** PROVIDED INFORMATION follows **
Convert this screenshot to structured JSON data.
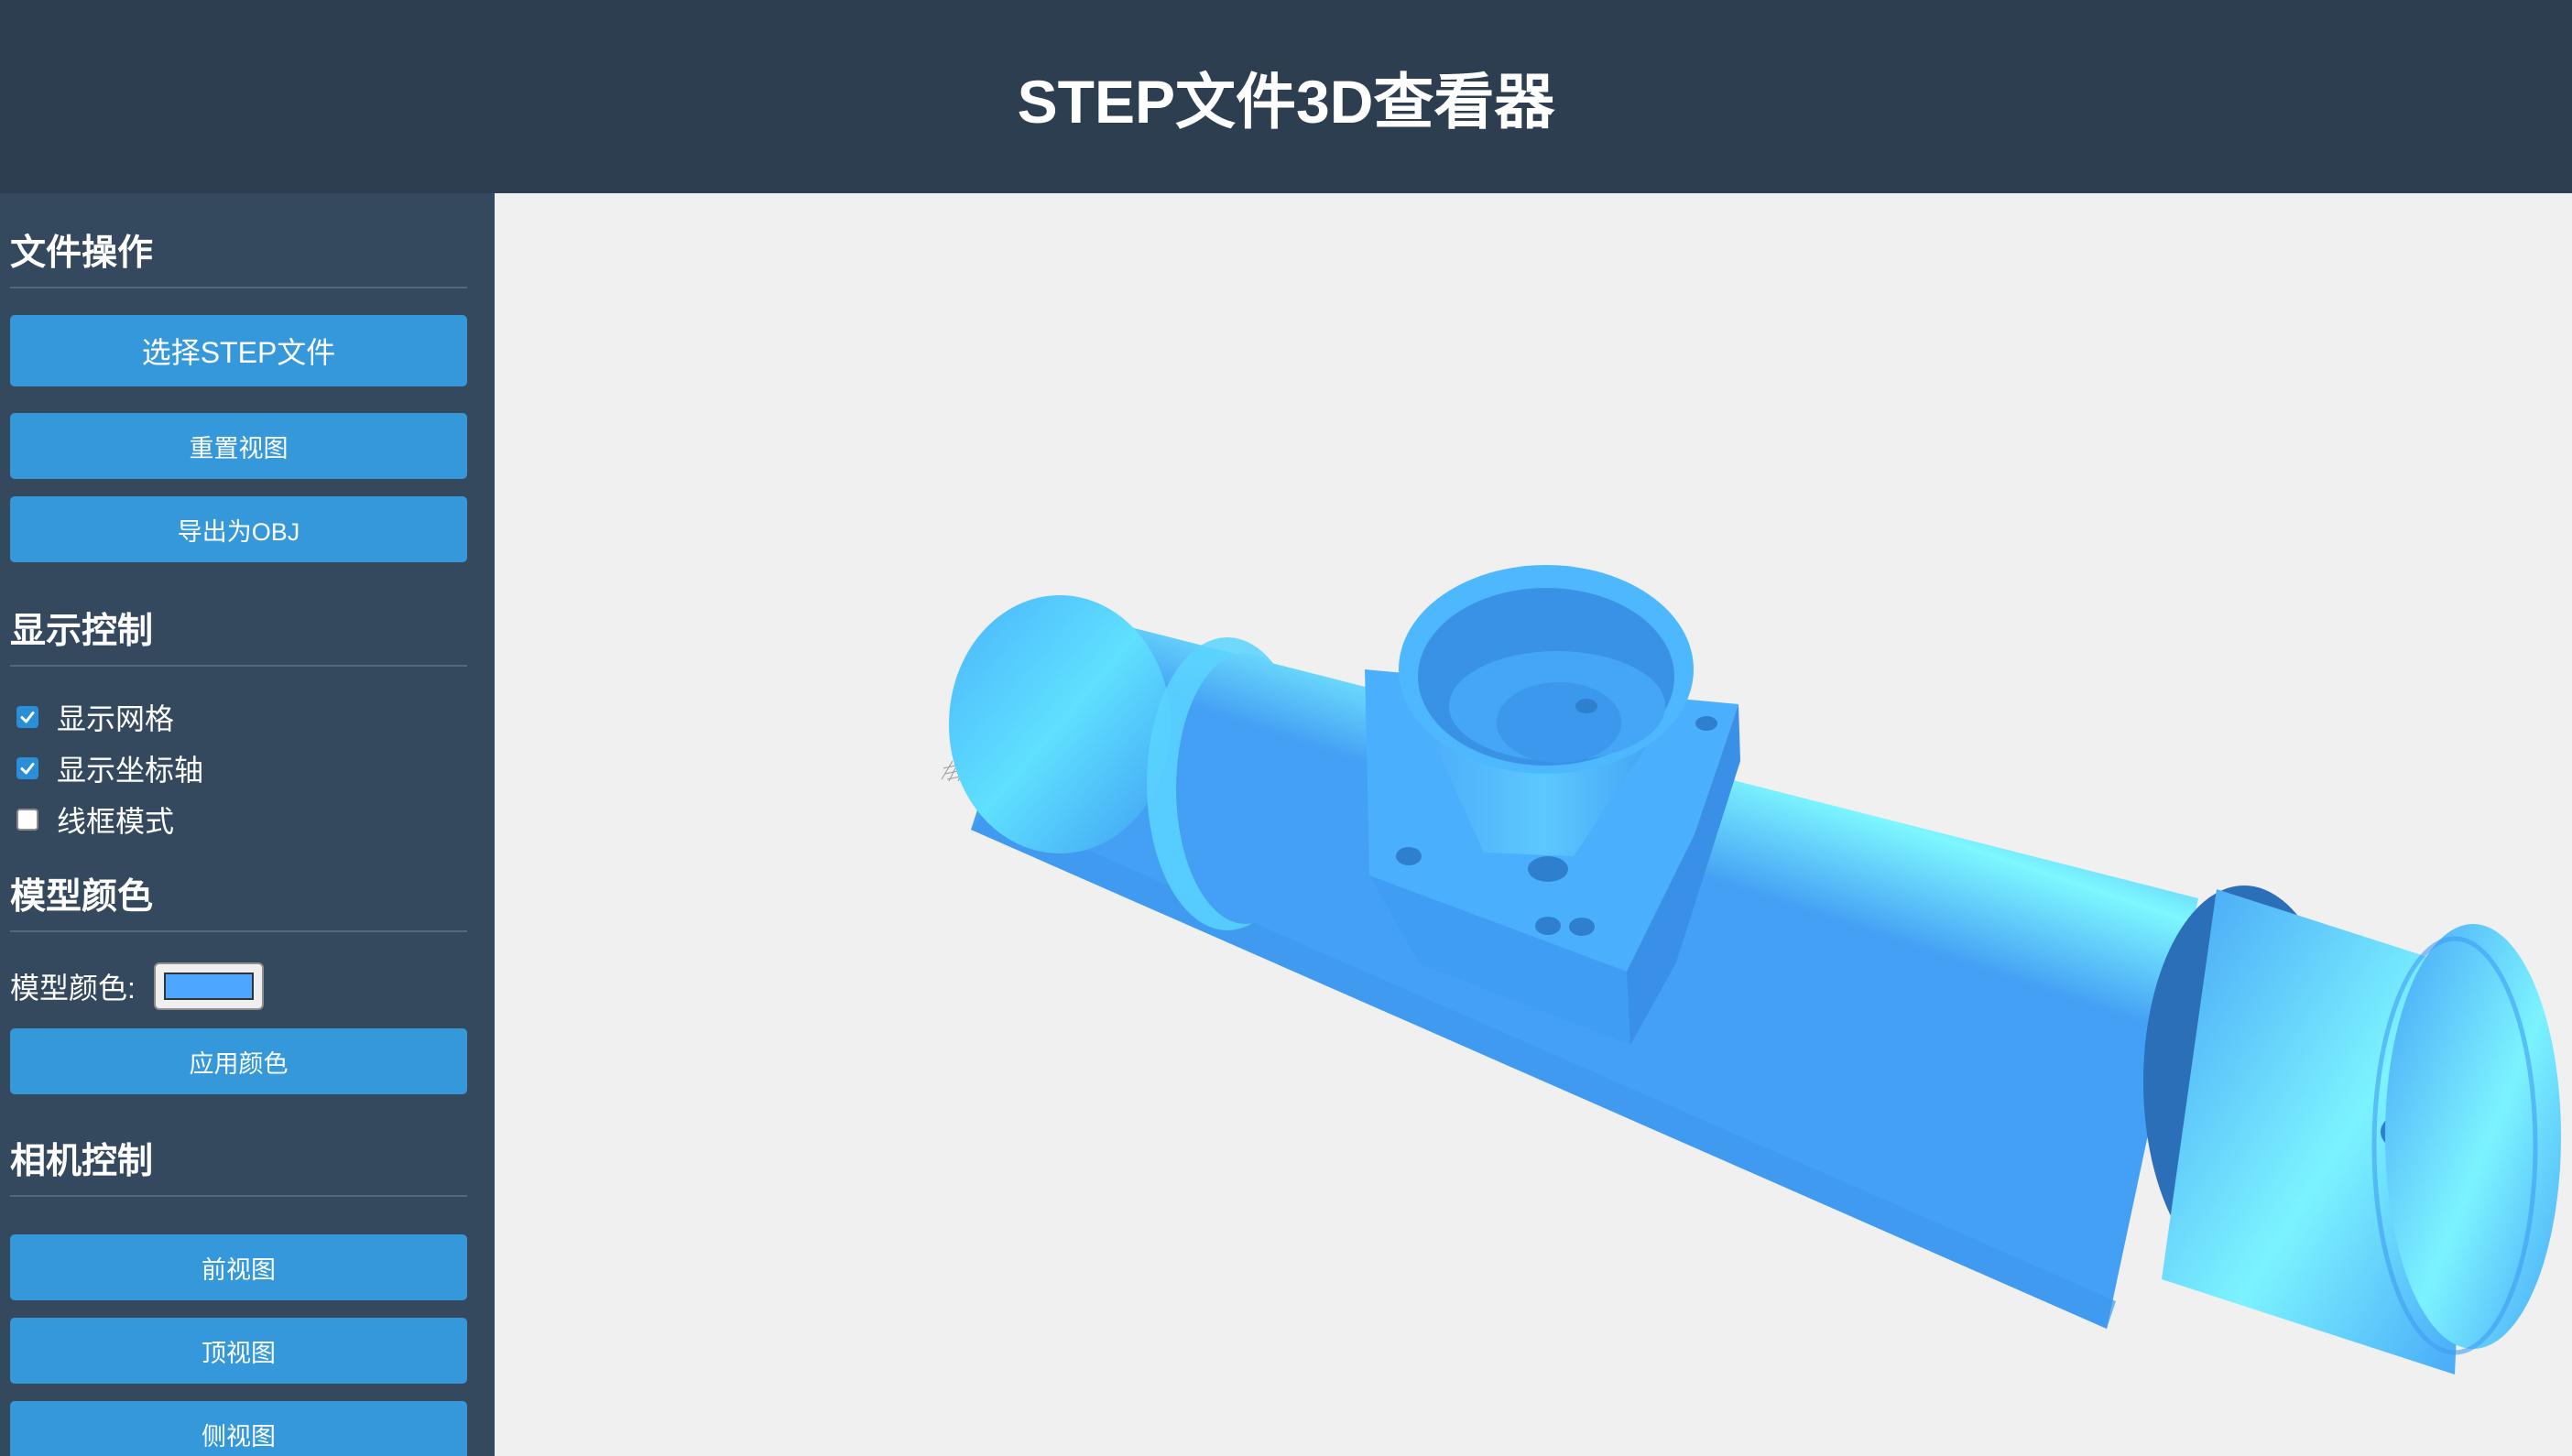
{
  "header": {
    "title": "STEP文件3D查看器"
  },
  "sidebar": {
    "file_ops": {
      "title": "文件操作",
      "select_button": "选择STEP文件",
      "reset_button": "重置视图",
      "export_button": "导出为OBJ"
    },
    "display": {
      "title": "显示控制",
      "options": [
        {
          "label": "显示网格",
          "checked": true
        },
        {
          "label": "显示坐标轴",
          "checked": true
        },
        {
          "label": "线框模式",
          "checked": false
        }
      ]
    },
    "color": {
      "title": "模型颜色",
      "label": "模型颜色:",
      "value": "#4da6ff",
      "apply_button": "应用颜色"
    },
    "camera": {
      "title": "相机控制",
      "front_button": "前视图",
      "top_button": "顶视图",
      "side_button": "侧视图"
    }
  },
  "colors": {
    "header_bg": "#2c3e50",
    "sidebar_bg": "#34495e",
    "button": "#3498db",
    "model": "#4da6ff",
    "viewport_bg": "#f0f0f0"
  }
}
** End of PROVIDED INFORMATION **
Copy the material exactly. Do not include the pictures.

*RESPONSE TO THE EXERCISE:*
Convert this screenshot to structured JSON data.
{
  "header": {
    "title": "STEP文件3D查看器"
  },
  "sidebar": {
    "file_ops": {
      "title": "文件操作",
      "select_button": "选择STEP文件",
      "reset_button": "重置视图",
      "export_button": "导出为OBJ"
    },
    "display": {
      "title": "显示控制",
      "options": [
        {
          "label": "显示网格",
          "checked": true
        },
        {
          "label": "显示坐标轴",
          "checked": true
        },
        {
          "label": "线框模式",
          "checked": false
        }
      ]
    },
    "color": {
      "title": "模型颜色",
      "label": "模型颜色:",
      "value": "#4da6ff",
      "apply_button": "应用颜色"
    },
    "camera": {
      "title": "相机控制",
      "front_button": "前视图",
      "top_button": "顶视图",
      "side_button": "侧视图"
    }
  },
  "colors": {
    "header_bg": "#2c3e50",
    "sidebar_bg": "#34495e",
    "button": "#3498db",
    "model": "#4da6ff",
    "viewport_bg": "#f0f0f0"
  }
}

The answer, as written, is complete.